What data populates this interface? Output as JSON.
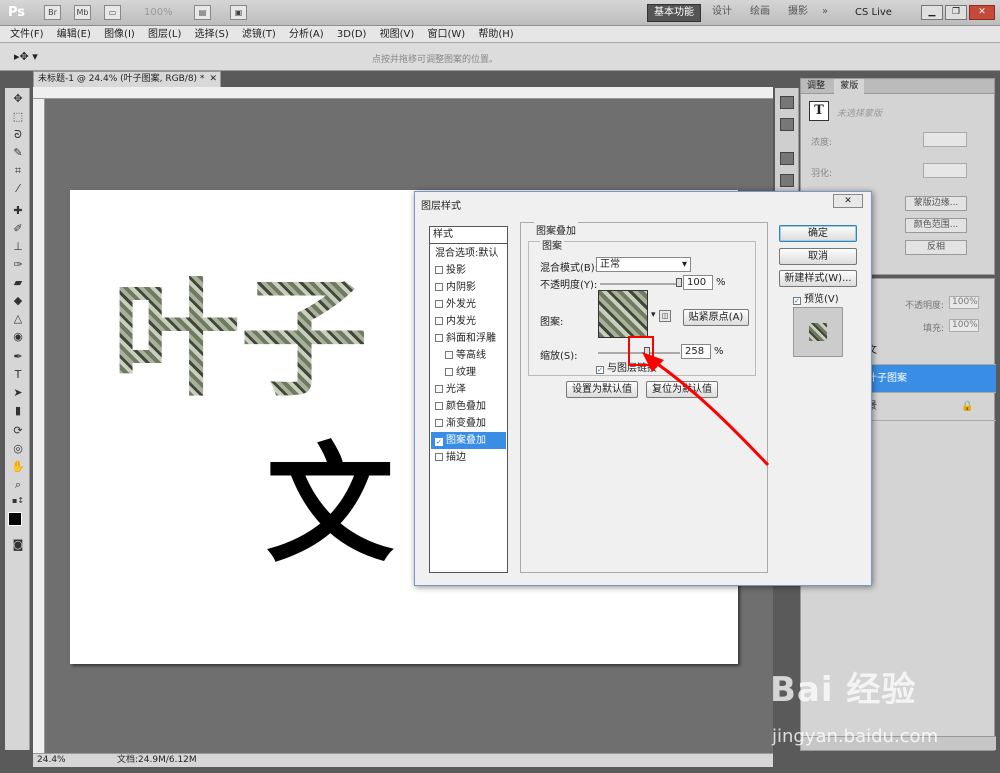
{
  "app": {
    "logo": "Ps",
    "zoom_dim": "100%",
    "workspaces": [
      "基本功能",
      "设计",
      "绘画",
      "摄影"
    ],
    "more": "»",
    "cs_live": "CS Live"
  },
  "menu": [
    "文件(F)",
    "编辑(E)",
    "图像(I)",
    "图层(L)",
    "选择(S)",
    "滤镜(T)",
    "分析(A)",
    "3D(D)",
    "视图(V)",
    "窗口(W)",
    "帮助(H)"
  ],
  "options": {
    "hint": "点按并拖移可调整图案的位置。"
  },
  "document": {
    "tab_title": "未标题-1 @ 24.4% (叶子图案, RGB/8) *",
    "text_pattern": "叶子",
    "text_black": "文",
    "status_zoom": "24.4%",
    "status_doc": "文档:24.9M/6.12M"
  },
  "panels": {
    "tabs": [
      "调整",
      "蒙版"
    ],
    "mask_label": "未选择蒙版",
    "density_label": "浓度:",
    "feather_label": "羽化:",
    "buttons": [
      "蒙版边缘...",
      "颜色范围...",
      "反相"
    ],
    "layers": {
      "opacity_label": "不透明度:",
      "opacity_value": "100%",
      "fill_label": "填充:",
      "fill_value": "100%",
      "row_text": "文",
      "selected_row": "叶子图案",
      "background_glyph": "景"
    }
  },
  "dialog": {
    "title": "图层样式",
    "close": "✕",
    "style_header": "样式",
    "styles": [
      {
        "label": "混合选项:默认",
        "checkbox": false,
        "checked": false,
        "sub": false
      },
      {
        "label": "投影",
        "checkbox": true,
        "checked": false,
        "sub": false
      },
      {
        "label": "内阴影",
        "checkbox": true,
        "checked": false,
        "sub": false
      },
      {
        "label": "外发光",
        "checkbox": true,
        "checked": false,
        "sub": false
      },
      {
        "label": "内发光",
        "checkbox": true,
        "checked": false,
        "sub": false
      },
      {
        "label": "斜面和浮雕",
        "checkbox": true,
        "checked": false,
        "sub": false
      },
      {
        "label": "等高线",
        "checkbox": true,
        "checked": false,
        "sub": true
      },
      {
        "label": "纹理",
        "checkbox": true,
        "checked": false,
        "sub": true
      },
      {
        "label": "光泽",
        "checkbox": true,
        "checked": false,
        "sub": false
      },
      {
        "label": "颜色叠加",
        "checkbox": true,
        "checked": false,
        "sub": false
      },
      {
        "label": "渐变叠加",
        "checkbox": true,
        "checked": false,
        "sub": false
      },
      {
        "label": "图案叠加",
        "checkbox": true,
        "checked": true,
        "sub": false
      },
      {
        "label": "描边",
        "checkbox": true,
        "checked": false,
        "sub": false
      }
    ],
    "section_title": "图案叠加",
    "group_title": "图案",
    "blend_mode_label": "混合模式(B):",
    "blend_mode_value": "正常",
    "opacity_label": "不透明度(Y):",
    "opacity_value": "100",
    "opacity_fraction": 1.0,
    "pct": "%",
    "pattern_label": "图案:",
    "snap_origin": "贴紧原点(A)",
    "scale_label": "缩放(S):",
    "scale_value": "258",
    "scale_fraction": 0.258,
    "link_label": "与图层链接",
    "set_default": "设置为默认值",
    "reset_default": "复位为默认值",
    "ok": "确定",
    "cancel": "取消",
    "new_style": "新建样式(W)...",
    "preview": "预览(V)"
  },
  "watermark": {
    "logo": "Bai 经验",
    "sub": "jingyan.baidu.com"
  },
  "colors": {
    "selection": "#3a8de4",
    "annotation": "#ff0000"
  }
}
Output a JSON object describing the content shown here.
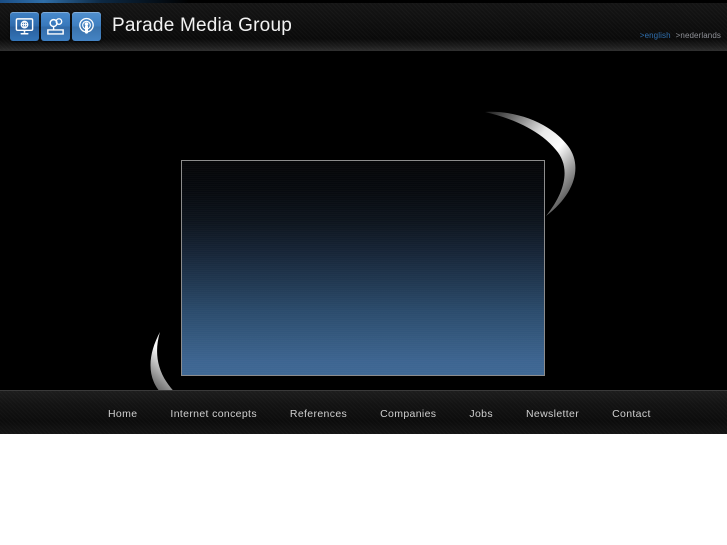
{
  "site": {
    "title": "Parade Media Group",
    "background_color": "#000000",
    "accent_color": "#2f6fae",
    "panel_top_color": "#050608",
    "panel_bottom_color": "#3f6894"
  },
  "header": {
    "logo_icons": [
      {
        "name": "monitor-globe-icon",
        "label": "Internet"
      },
      {
        "name": "speech-bubbles-icon",
        "label": "Communication"
      },
      {
        "name": "broadcast-microphone-icon",
        "label": "Broadcast"
      }
    ],
    "title": "Parade Media Group"
  },
  "language": {
    "marker": ">",
    "options": [
      {
        "label": "english",
        "code": "en",
        "color": "#2f6fae",
        "active": true
      },
      {
        "label": "nederlands",
        "code": "nl",
        "color": "#8f9197",
        "active": false
      }
    ]
  },
  "hero": {
    "panel_alt": "",
    "decorations": [
      {
        "name": "swoosh-top-right",
        "style": "chrome-curve"
      },
      {
        "name": "swoosh-bottom-left",
        "style": "chrome-curve"
      }
    ]
  },
  "nav": {
    "items": [
      {
        "label": "Home"
      },
      {
        "label": "Internet concepts"
      },
      {
        "label": "References"
      },
      {
        "label": "Companies"
      },
      {
        "label": "Jobs"
      },
      {
        "label": "Newsletter"
      },
      {
        "label": "Contact"
      }
    ]
  }
}
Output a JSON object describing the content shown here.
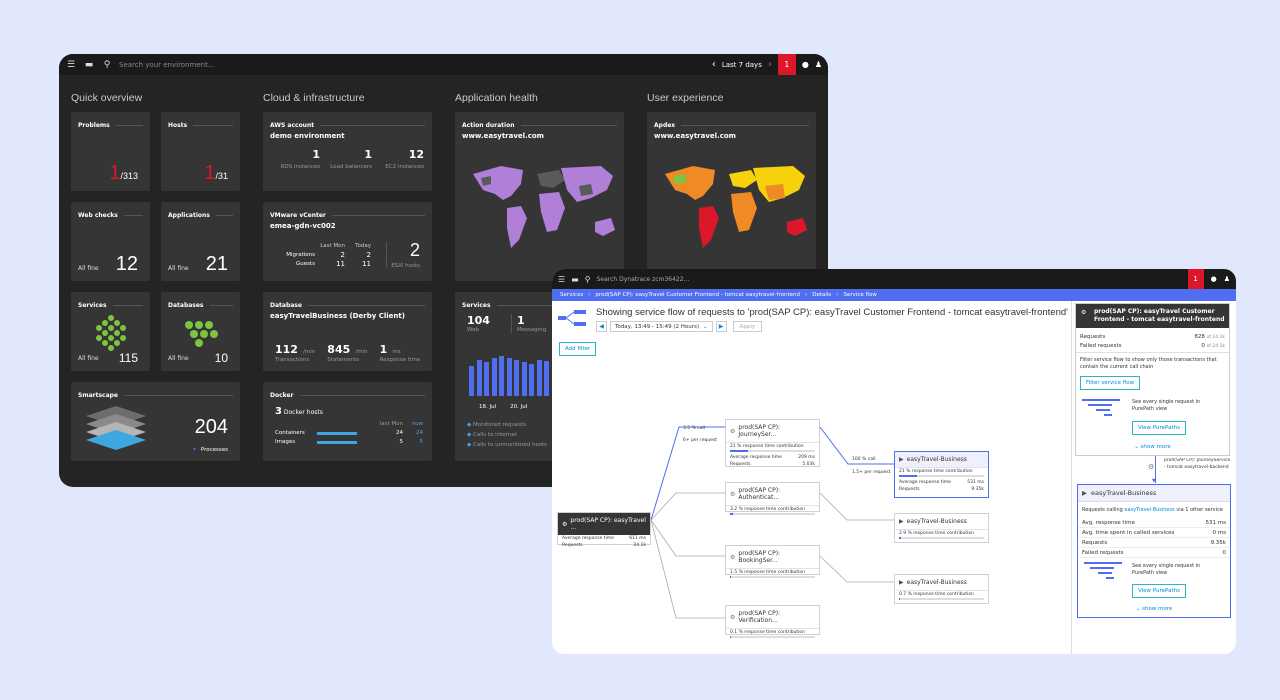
{
  "dark": {
    "search_placeholder": "Search your environment...",
    "timeframe": "Last 7 days",
    "problems_badge": "1",
    "sections": {
      "quick": "Quick overview",
      "cloud": "Cloud & infrastructure",
      "apphealth": "Application health",
      "ux": "User experience"
    },
    "problems": {
      "title": "Problems",
      "value": "1",
      "total": "/313"
    },
    "hosts": {
      "title": "Hosts",
      "value": "1",
      "total": "/31"
    },
    "webchecks": {
      "title": "Web checks",
      "status": "All fine",
      "value": "12"
    },
    "applications": {
      "title": "Applications",
      "status": "All fine",
      "value": "21"
    },
    "services": {
      "title": "Services",
      "status": "All fine",
      "value": "115"
    },
    "databases": {
      "title": "Databases",
      "status": "All fine",
      "value": "10"
    },
    "smartscape": {
      "title": "Smartscape",
      "value": "204",
      "label": "Processes"
    },
    "aws": {
      "title": "AWS account",
      "name": "demo environment",
      "rds": "1",
      "rds_label": "RDS instances",
      "lb": "1",
      "lb_label": "Load balancers",
      "ec2": "12",
      "ec2_label": "EC2 instances"
    },
    "vmware": {
      "title": "VMware vCenter",
      "name": "emea-gdn-vc002",
      "col1": "Last Mon",
      "col2": "Today",
      "migrations_label": "Migrations",
      "migrations_last": "2",
      "migrations_today": "2",
      "guests_label": "Guests",
      "guests_last": "11",
      "guests_today": "11",
      "esxi": "2",
      "esxi_label": "ESXi hosts"
    },
    "database": {
      "title": "Database",
      "name": "easyTravelBusiness (Derby Client)",
      "tx": "112",
      "tx_unit": "/min",
      "tx_label": "Transactions",
      "st": "845",
      "st_unit": "/min",
      "st_label": "Statements",
      "rt": "1",
      "rt_unit": "ms",
      "rt_label": "Response time"
    },
    "docker": {
      "title": "Docker",
      "hosts": "3",
      "hosts_label": "Docker hosts",
      "col1": "last Mon",
      "col2": "now",
      "containers_label": "Containers",
      "containers_last": "24",
      "containers_now": "24",
      "images_label": "Images",
      "images_last": "5",
      "images_now": "5"
    },
    "action": {
      "title": "Action duration",
      "site": "www.easytravel.com"
    },
    "apdex": {
      "title": "Apdex",
      "site": "www.easytravel.com"
    },
    "svc": {
      "title": "Services",
      "web": "104",
      "web_label": "Web",
      "msg": "1",
      "msg_label": "Messaging",
      "d1": "18. Jul",
      "d2": "20. Jul",
      "l1": "Monitored requests",
      "l2": "Calls to internet",
      "l3": "Calls to unmonitored hosts"
    }
  },
  "white": {
    "search_placeholder": "Search Dynatrace  zcm36422...",
    "problems_badge": "1",
    "crumbs": [
      "Services",
      "prod(SAP CP): easyTravel Customer Frontend - tomcat easytravel-frontend",
      "Details",
      "Service flow"
    ],
    "heading": "Showing service flow of requests to 'prod(SAP CP): easyTravel Customer Frontend - tomcat easytravel-frontend'",
    "timeframe": "Today, 13:49 - 15:49 (2 Hours)",
    "apply": "Apply",
    "add_filter": "Add filter",
    "root": {
      "name": "prod(SAP CP): easyTravel ...",
      "art_label": "Average response time",
      "art": "611 ms",
      "req_label": "Requests",
      "req": "24.1k"
    },
    "edges": {
      "e1_call": "3.5 % call",
      "e1_rate": "6+ per request",
      "e2_call": "100 % call",
      "e2_rate": "1.5+ per request"
    },
    "journey": {
      "name": "prod(SAP CP): JourneySer...",
      "contrib": "21 % response time contribution",
      "art_label": "Average response time",
      "art": "209 ms",
      "req_label": "Requests",
      "req": "5.03k"
    },
    "auth": {
      "name": "prod(SAP CP): Authenticat...",
      "contrib": "3.2 % response time contribution"
    },
    "booking": {
      "name": "prod(SAP CP): BookingSer...",
      "contrib": "1.5 % response time contribution"
    },
    "verif": {
      "name": "prod(SAP CP): Verification...",
      "contrib": "0.1 % response time contribution"
    },
    "etb1": {
      "name": "easyTravel-Business",
      "contrib": "21 % response time contribution",
      "art_label": "Average response time",
      "art": "531 ms",
      "req_label": "Requests",
      "req": "9.35k"
    },
    "etb2": {
      "name": "easyTravel-Business",
      "contrib": "2.9 % response time contribution"
    },
    "etb3": {
      "name": "easyTravel-Business",
      "contrib": "0.7 % response time contribution"
    },
    "panel1": {
      "title": "prod(SAP CP): easyTravel Customer Frontend - tomcat easytravel-frontend",
      "req_label": "Requests",
      "req": "828",
      "req_of": "of 24.1k",
      "failed_label": "Failed requests",
      "failed": "0",
      "failed_of": "of 24.1k",
      "desc": "Filter service flow to show only those transactions that contain the current call chain",
      "filter_btn": "Filter service flow",
      "pp_text": "See every single request in PurePath view",
      "pp_btn": "View PurePaths",
      "more": "show more"
    },
    "chain_label": "prod(SAP CP): JourneyService - tomcat easytravel-backend",
    "panel2": {
      "title": "easyTravel-Business",
      "calling_pre": "Requests calling ",
      "calling_link": "easyTravel-Business",
      "calling_post": " via 1 other service",
      "r1l": "Avg. response time",
      "r1v": "531 ms",
      "r2l": "Avg. time spent in called services",
      "r2v": "0 ms",
      "r3l": "Requests",
      "r3v": "9.35k",
      "r4l": "Failed requests",
      "r4v": "0",
      "pp_text": "See every single request in PurePath view",
      "pp_btn": "View PurePaths",
      "more": "show more"
    }
  },
  "colors": {
    "accent": "#4f6ef0",
    "red": "#dc172a",
    "teal": "#2ab6c2",
    "purple": "#b07fd8"
  }
}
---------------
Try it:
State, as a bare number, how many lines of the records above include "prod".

Exercise answer:
9